There are 25 Major League teams conducting themselves as though they could win the World Series this year. January is no time to tell any of them that they can't.
In fact, 2016 could be a particularly strong season for competitive balance, especially in the American League, where it appears all 15 clubs believe they are in the hunt. And they're not wrong, or victims of being dangerously optimistic.
There is both a supply of legitimate talent and widespread prosperity in the contemporary game -- a perfect formula for parity.
In the National League, five clubs -- Atlanta, Cincinnati, Colorado, Milwaukee and Philadelphia -- have recently traded established talent for prospects. Although they may use different terminology to describe their directions, they are rebuilding.
There is nothing wrong with this. It is a rational reaction to the quality of the rest of the competition. If you're the Reds or the Brewers in the NL Central, for instance, and you're looking at the quality of the Cardinals, Pirates and Cubs ahead of you, the sensible conclusion is that no marginal measures will suffice. There will be some short-term pain in exchange for the potential of long-term gain.
The NL Central achieved a remarkable sort of high-level parity last season, with the three best records in baseball.
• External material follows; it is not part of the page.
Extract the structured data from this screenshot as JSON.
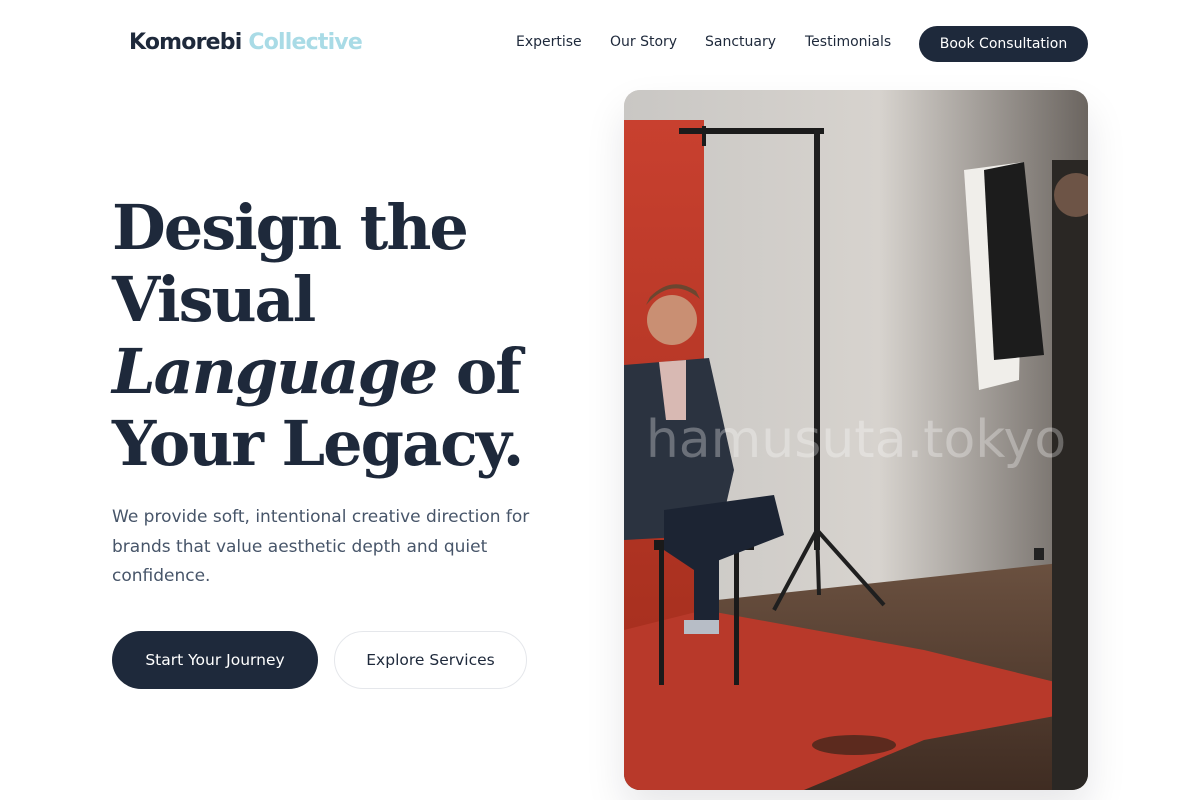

The Cards had 100 victories, the Bucs had 98 and the Cubs had 97.
When Cubs manager Joe Maddon was asked if there was any consolation for winning 97 games and getting only a Wild Card berth, he responded that the consolation was that the Pirates won 98 and only got a Wild Card berth. The Cubs evened things out by beating both the Bucs and the Cardinals in the postseason.
For the rest of it, could it be possible that there will be three five-team races in the AL? The year-to-year divisional dynamic offers evidence of the possibility of rapid change.
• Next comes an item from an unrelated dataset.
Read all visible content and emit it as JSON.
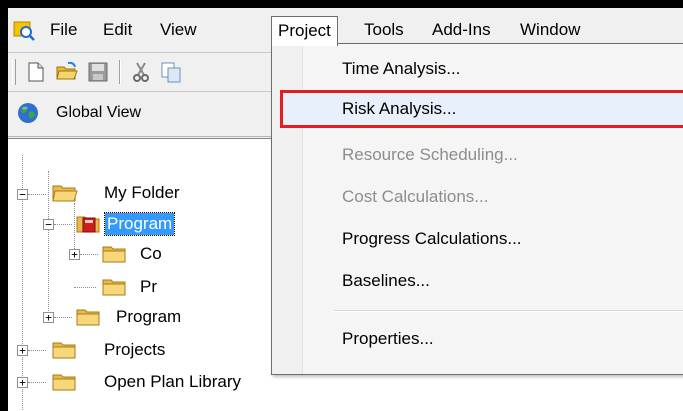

In the AL West, the Rangers finished fifth in 2014. In 2015, they won the division. In 2014, the Astros finished fourth. In 2015, they finished second and grabbed a Wild Card berth.
In the AL Central, the Twins finished fifth in 2014 and moved up to second in '15. In the AL East, the Blue Jays moved up from third in 2014 to winning the division in '15. Toronto's postseason appearance meant that all 30 teams have qualified for the postseason during the first 15 years of the new century.
Further movement for 2016 would be suggested by the teams that finished last, surprisingly or not, in '15. The Red Sox, World Series winners as recently as 2013, have made substantial improvements. So have the Tigers, who had won four straight division titles before falling off the pace last season.
The A's, who qualified for the postseason for three straight years before slumping in 2015, have also made encouraging moves. Their stated intention to retain rotation ace Sonny Gray is further evidence of their commitment to be factors in the AL West in 2016.
In the NL West, the Diamondbacks' acquisitions of Zack Greinke and Shelby Miller dramatically upgraded their rotation, and they are a real threat to win the division.
In the NL East, the Mets rode their remarkable rotation of splendid young talent to a division title and the NL pennant. A talented Nationals club that underachieved in 2015 should provide plenty of competition. And the Marlins, another team with substantial talent, could be a real factor as well.
Even in an era of increased parity, the 2016 season could set an unprecedented standard for competitive balance. That would be good news not only for the many contending clubs, but for the baseball public.
Mike Bauman is a national columnist for MLB.com.